If a line in the data holds the string "immersive", list it.

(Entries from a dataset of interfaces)
# # # #
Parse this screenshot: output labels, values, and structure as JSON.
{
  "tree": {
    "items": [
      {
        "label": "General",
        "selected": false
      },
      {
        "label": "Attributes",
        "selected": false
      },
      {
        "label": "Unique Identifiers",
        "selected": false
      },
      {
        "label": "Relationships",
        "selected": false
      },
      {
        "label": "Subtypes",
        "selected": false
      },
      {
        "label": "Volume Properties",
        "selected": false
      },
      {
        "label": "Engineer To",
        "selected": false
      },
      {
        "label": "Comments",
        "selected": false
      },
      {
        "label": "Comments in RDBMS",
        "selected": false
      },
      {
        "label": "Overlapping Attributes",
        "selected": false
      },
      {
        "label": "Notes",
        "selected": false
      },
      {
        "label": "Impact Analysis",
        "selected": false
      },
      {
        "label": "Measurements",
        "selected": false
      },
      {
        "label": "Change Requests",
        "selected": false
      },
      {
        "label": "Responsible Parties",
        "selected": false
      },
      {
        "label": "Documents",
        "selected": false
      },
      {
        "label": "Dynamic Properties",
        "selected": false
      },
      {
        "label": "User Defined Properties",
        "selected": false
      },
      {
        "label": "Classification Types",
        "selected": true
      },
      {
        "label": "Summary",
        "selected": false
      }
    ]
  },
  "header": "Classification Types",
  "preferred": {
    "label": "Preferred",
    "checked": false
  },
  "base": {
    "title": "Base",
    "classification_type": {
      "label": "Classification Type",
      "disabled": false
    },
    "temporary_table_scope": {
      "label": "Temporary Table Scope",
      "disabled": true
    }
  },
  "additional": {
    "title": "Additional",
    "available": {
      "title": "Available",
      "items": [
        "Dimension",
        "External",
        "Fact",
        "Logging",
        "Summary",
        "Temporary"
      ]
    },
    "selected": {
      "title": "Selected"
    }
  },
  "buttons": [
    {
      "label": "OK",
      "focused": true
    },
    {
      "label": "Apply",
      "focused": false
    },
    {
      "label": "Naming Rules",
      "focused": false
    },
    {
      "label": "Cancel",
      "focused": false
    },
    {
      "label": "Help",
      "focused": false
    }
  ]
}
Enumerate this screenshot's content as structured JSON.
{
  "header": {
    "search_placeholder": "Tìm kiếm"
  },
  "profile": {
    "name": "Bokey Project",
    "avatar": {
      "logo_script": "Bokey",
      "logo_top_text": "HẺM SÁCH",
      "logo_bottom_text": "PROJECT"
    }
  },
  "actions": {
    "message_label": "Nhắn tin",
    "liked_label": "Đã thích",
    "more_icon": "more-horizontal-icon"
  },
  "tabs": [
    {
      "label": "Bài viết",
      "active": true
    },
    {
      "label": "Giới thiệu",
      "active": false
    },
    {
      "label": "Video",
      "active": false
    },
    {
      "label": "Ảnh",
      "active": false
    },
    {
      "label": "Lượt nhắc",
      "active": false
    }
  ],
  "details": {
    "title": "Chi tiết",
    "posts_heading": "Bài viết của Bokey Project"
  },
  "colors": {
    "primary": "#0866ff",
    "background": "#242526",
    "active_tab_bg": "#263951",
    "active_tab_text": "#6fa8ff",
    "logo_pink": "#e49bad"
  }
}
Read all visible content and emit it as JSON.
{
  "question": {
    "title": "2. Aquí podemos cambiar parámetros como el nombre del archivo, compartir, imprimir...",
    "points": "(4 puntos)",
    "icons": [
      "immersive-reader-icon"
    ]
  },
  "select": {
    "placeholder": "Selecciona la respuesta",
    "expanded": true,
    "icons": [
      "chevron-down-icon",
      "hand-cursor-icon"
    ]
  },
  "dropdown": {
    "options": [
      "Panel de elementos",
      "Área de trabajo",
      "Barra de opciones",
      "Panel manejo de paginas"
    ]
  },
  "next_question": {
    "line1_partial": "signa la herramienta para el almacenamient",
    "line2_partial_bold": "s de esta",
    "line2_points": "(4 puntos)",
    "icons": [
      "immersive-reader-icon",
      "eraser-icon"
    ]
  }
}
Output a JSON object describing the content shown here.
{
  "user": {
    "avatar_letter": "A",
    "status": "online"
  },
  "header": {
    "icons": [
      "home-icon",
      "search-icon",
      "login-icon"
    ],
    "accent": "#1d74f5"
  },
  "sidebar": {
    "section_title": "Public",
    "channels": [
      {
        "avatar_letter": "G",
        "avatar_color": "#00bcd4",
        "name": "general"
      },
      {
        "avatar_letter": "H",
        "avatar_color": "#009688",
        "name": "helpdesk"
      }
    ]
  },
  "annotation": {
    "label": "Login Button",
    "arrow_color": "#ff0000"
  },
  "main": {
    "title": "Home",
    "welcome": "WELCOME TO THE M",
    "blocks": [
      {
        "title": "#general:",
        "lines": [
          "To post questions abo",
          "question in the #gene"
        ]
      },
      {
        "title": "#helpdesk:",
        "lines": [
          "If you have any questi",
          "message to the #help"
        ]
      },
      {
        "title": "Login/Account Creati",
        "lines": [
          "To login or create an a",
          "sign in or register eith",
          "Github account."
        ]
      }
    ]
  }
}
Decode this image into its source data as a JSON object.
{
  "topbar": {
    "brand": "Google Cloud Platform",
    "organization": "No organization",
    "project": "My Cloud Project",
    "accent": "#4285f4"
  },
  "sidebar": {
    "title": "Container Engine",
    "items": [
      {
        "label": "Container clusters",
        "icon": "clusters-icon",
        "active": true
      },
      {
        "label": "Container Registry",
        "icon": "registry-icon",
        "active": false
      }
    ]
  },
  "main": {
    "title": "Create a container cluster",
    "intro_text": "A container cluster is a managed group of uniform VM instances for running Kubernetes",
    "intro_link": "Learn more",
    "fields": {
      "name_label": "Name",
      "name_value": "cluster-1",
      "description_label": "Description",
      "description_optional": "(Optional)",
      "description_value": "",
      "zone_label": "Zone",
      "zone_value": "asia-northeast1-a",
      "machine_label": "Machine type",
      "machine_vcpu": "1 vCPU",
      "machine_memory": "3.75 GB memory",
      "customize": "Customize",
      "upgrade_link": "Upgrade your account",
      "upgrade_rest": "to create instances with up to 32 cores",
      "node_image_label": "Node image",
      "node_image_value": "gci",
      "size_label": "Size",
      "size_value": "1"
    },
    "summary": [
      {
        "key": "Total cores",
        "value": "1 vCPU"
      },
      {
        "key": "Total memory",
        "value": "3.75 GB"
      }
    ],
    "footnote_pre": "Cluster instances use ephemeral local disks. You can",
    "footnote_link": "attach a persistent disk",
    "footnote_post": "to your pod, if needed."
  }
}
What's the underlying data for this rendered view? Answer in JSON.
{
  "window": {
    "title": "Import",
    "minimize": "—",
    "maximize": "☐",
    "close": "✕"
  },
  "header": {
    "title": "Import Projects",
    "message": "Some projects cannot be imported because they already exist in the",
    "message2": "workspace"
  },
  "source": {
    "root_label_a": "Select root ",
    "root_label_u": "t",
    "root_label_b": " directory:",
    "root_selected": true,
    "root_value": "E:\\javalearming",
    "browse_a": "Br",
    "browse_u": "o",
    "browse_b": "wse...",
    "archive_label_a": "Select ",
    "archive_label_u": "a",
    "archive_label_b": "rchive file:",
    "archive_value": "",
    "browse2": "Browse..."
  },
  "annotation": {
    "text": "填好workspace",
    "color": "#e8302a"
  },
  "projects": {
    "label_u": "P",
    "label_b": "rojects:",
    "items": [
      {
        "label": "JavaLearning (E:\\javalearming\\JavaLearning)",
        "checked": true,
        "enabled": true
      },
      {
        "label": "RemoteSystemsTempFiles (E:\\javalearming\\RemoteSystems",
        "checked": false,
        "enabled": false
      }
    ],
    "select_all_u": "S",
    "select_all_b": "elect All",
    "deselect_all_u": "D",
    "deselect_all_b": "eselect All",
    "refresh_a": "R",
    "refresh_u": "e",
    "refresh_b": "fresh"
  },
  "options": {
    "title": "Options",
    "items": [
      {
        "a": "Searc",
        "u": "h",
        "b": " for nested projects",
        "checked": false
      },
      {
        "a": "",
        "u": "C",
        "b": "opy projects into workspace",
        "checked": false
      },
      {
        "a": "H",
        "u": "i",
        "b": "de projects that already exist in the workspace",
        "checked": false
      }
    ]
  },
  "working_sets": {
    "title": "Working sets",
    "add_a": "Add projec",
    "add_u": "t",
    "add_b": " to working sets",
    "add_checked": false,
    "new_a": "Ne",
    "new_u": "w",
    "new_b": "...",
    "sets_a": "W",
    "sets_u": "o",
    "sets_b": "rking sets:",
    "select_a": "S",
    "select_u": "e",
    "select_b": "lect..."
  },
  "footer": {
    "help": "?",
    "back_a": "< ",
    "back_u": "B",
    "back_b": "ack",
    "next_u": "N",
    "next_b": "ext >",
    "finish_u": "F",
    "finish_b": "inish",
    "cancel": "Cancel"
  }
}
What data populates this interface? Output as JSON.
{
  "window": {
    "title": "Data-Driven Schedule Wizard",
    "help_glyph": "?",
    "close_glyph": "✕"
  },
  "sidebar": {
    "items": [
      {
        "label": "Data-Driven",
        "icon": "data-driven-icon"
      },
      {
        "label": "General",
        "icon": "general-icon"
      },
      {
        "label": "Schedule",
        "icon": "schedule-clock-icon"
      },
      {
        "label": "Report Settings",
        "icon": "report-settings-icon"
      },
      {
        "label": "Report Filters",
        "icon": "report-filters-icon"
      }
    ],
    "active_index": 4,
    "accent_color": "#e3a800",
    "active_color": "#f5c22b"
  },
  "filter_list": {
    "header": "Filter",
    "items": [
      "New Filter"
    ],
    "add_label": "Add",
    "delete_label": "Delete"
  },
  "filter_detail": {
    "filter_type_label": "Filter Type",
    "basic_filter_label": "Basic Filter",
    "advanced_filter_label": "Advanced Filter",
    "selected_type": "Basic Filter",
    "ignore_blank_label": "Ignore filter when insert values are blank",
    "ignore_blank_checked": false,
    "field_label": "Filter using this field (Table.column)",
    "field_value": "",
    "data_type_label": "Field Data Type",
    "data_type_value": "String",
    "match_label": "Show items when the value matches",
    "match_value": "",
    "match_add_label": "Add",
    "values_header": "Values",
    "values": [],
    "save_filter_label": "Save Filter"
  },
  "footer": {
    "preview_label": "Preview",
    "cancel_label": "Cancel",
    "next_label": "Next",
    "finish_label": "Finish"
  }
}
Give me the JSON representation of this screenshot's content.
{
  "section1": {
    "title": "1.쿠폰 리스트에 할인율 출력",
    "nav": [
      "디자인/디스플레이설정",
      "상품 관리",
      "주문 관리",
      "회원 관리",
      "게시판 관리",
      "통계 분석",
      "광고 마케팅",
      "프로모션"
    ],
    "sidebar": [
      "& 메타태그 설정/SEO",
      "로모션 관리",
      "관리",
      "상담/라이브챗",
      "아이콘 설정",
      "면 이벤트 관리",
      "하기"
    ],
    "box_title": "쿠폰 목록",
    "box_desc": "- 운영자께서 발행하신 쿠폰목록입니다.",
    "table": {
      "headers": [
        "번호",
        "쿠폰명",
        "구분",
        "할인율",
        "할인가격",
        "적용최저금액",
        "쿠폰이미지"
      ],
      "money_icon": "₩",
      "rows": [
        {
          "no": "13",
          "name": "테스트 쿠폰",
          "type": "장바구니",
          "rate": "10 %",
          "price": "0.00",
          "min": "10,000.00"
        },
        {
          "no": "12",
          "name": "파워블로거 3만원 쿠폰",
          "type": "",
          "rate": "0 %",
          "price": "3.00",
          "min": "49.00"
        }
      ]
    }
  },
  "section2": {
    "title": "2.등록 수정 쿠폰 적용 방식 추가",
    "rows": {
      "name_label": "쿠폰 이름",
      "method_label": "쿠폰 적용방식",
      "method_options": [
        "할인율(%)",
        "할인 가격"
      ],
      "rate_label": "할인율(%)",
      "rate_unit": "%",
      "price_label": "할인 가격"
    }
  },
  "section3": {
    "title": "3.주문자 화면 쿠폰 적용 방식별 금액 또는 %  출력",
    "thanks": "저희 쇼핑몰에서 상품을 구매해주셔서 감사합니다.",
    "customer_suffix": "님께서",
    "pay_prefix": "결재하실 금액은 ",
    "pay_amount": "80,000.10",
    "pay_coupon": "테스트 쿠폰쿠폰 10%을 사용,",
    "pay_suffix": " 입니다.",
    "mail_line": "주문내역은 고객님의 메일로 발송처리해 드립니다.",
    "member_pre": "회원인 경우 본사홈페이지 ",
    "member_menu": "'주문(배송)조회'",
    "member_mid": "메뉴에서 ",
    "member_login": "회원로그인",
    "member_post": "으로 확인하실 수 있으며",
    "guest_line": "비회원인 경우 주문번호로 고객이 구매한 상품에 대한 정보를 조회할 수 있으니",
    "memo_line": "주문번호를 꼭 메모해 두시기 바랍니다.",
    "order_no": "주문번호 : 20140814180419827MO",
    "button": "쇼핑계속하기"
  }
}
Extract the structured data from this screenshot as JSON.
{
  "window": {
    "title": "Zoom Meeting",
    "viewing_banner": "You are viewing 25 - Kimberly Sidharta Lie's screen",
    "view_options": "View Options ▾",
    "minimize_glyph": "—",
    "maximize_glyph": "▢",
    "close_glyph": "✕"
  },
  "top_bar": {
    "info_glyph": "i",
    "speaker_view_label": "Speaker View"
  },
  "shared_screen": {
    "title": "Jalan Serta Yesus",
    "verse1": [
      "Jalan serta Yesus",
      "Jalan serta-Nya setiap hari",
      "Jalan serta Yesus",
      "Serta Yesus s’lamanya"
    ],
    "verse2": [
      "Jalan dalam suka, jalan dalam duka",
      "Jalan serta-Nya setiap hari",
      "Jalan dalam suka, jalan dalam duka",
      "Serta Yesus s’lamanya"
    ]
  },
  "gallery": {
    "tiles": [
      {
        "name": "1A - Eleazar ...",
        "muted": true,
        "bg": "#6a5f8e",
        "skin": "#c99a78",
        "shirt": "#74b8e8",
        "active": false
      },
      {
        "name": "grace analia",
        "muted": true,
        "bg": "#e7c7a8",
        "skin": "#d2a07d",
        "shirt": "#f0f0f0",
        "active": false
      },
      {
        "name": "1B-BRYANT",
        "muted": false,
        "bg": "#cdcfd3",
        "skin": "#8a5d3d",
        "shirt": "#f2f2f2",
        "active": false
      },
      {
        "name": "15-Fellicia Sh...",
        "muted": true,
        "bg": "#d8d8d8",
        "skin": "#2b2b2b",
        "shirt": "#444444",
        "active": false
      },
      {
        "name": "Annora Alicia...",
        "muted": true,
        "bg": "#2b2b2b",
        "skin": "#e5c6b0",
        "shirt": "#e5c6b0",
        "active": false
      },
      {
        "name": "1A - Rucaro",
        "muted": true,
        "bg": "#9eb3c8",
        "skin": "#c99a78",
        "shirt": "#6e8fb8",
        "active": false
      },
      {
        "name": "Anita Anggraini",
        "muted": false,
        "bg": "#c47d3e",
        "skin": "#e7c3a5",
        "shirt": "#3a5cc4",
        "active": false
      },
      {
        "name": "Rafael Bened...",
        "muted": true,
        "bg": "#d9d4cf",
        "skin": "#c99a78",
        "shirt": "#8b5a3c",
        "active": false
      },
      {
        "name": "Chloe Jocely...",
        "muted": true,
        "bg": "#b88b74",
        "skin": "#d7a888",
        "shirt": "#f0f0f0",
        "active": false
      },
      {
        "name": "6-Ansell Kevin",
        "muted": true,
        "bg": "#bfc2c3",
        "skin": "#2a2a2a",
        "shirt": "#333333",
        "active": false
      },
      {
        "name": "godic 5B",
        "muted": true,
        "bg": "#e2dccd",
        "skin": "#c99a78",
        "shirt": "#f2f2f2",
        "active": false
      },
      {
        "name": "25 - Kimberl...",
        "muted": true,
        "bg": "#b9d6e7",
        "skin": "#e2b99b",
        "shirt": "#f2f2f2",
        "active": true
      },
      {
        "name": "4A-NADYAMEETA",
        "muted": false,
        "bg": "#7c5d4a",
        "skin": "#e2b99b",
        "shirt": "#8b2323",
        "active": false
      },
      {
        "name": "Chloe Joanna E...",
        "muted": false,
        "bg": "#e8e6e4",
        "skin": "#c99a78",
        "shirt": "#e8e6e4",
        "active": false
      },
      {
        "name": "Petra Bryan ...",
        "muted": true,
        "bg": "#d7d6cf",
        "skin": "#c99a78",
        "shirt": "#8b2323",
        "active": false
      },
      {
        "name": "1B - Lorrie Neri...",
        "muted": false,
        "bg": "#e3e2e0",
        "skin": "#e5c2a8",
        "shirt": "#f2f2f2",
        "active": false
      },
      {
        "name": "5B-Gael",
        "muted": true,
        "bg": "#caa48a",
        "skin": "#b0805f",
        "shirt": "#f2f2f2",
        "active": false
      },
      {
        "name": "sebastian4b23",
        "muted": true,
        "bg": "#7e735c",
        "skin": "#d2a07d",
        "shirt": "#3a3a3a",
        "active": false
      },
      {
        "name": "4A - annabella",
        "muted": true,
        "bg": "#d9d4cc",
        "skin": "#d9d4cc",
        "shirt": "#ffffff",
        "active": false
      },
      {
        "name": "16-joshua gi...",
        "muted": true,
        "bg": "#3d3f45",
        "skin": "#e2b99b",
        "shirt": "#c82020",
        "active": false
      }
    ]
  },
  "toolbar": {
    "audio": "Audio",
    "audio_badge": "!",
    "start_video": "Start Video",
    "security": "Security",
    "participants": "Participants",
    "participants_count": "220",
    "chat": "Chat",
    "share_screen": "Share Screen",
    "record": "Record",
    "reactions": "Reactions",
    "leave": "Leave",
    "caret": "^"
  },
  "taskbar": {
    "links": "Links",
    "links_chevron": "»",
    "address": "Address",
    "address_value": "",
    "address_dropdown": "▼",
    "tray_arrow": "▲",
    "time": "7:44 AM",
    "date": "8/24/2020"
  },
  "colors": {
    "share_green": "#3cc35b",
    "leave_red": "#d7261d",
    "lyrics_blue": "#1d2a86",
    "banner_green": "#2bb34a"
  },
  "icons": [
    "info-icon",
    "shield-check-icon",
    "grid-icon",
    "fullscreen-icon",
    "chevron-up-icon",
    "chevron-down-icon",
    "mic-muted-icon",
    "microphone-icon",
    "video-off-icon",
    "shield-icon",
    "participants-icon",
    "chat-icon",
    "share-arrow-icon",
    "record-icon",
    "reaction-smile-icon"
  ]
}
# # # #
SOLUTION FOR THIS TASK =
      "immersive-reader-icon"
      "immersive-reader-icon",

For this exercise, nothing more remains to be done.